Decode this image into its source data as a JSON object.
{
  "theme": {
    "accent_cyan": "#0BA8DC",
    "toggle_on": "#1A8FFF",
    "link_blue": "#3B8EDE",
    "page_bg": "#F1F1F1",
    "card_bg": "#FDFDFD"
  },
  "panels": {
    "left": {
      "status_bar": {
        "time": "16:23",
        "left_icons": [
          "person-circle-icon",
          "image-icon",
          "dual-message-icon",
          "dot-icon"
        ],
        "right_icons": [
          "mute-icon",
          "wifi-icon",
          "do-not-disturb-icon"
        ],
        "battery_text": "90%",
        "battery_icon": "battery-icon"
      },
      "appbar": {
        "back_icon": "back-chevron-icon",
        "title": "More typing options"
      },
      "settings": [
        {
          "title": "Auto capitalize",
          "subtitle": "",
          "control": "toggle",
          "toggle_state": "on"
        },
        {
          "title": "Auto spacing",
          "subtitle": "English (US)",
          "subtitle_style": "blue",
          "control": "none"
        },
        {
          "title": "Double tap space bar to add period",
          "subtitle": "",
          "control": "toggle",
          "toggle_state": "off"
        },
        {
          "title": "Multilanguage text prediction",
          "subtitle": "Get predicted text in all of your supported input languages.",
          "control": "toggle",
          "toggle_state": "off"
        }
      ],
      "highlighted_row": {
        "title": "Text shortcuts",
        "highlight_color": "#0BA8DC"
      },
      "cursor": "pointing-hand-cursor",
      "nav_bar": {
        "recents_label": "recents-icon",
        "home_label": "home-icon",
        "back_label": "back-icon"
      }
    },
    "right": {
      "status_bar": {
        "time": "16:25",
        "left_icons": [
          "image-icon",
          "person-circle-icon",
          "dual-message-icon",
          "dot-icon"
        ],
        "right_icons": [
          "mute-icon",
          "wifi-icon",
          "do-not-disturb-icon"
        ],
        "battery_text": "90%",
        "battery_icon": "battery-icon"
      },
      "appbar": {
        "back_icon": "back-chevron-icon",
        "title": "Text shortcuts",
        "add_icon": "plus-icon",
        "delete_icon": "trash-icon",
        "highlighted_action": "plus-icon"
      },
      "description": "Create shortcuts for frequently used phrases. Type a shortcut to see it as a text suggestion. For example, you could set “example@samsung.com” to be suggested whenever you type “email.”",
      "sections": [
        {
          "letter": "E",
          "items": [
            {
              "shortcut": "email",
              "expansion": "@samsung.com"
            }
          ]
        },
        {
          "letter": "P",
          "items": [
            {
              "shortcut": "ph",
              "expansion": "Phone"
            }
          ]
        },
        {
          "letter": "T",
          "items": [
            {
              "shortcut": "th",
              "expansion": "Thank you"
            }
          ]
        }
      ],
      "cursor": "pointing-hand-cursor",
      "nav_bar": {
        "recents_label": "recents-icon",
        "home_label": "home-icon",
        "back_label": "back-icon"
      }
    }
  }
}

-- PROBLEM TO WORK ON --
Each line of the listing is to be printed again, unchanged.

-- ANSWER SECTION --
Decode this image into its source data as a JSON object.
{
  "theme": {
    "accent_cyan": "#0BA8DC",
    "toggle_on": "#1A8FFF",
    "link_blue": "#3B8EDE",
    "page_bg": "#F1F1F1",
    "card_bg": "#FDFDFD"
  },
  "panels": {
    "left": {
      "status_bar": {
        "time": "16:23",
        "left_icons": [
          "person-circle-icon",
          "image-icon",
          "dual-message-icon",
          "dot-icon"
        ],
        "right_icons": [
          "mute-icon",
          "wifi-icon",
          "do-not-disturb-icon"
        ],
        "battery_text": "90%",
        "battery_icon": "battery-icon"
      },
      "appbar": {
        "back_icon": "back-chevron-icon",
        "title": "More typing options"
      },
      "settings": [
        {
          "title": "Auto capitalize",
          "subtitle": "",
          "control": "toggle",
          "toggle_state": "on"
        },
        {
          "title": "Auto spacing",
          "subtitle": "English (US)",
          "subtitle_style": "blue",
          "control": "none"
        },
        {
          "title": "Double tap space bar to add period",
          "subtitle": "",
          "control": "toggle",
          "toggle_state": "off"
        },
        {
          "title": "Multilanguage text prediction",
          "subtitle": "Get predicted text in all of your supported input languages.",
          "control": "toggle",
          "toggle_state": "off"
        }
      ],
      "highlighted_row": {
        "title": "Text shortcuts",
        "highlight_color": "#0BA8DC"
      },
      "cursor": "pointing-hand-cursor",
      "nav_bar": {
        "recents_label": "recents-icon",
        "home_label": "home-icon",
        "back_label": "back-icon"
      }
    },
    "right": {
      "status_bar": {
        "time": "16:25",
        "left_icons": [
          "image-icon",
          "person-circle-icon",
          "dual-message-icon",
          "dot-icon"
        ],
        "right_icons": [
          "mute-icon",
          "wifi-icon",
          "do-not-disturb-icon"
        ],
        "battery_text": "90%",
        "battery_icon": "battery-icon"
      },
      "appbar": {
        "back_icon": "back-chevron-icon",
        "title": "Text shortcuts",
        "add_icon": "plus-icon",
        "delete_icon": "trash-icon",
        "highlighted_action": "plus-icon"
      },
      "description": "Create shortcuts for frequently used phrases. Type a shortcut to see it as a text suggestion. For example, you could set “example@samsung.com” to be suggested whenever you type “email.”",
      "sections": [
        {
          "letter": "E",
          "items": [
            {
              "shortcut": "email",
              "expansion": "@samsung.com"
            }
          ]
        },
        {
          "letter": "P",
          "items": [
            {
              "shortcut": "ph",
              "expansion": "Phone"
            }
          ]
        },
        {
          "letter": "T",
          "items": [
            {
              "shortcut": "th",
              "expansion": "Thank you"
            }
          ]
        }
      ],
      "cursor": "pointing-hand-cursor",
      "nav_bar": {
        "recents_label": "recents-icon",
        "home_label": "home-icon",
        "back_label": "back-icon"
      }
    }
  }
}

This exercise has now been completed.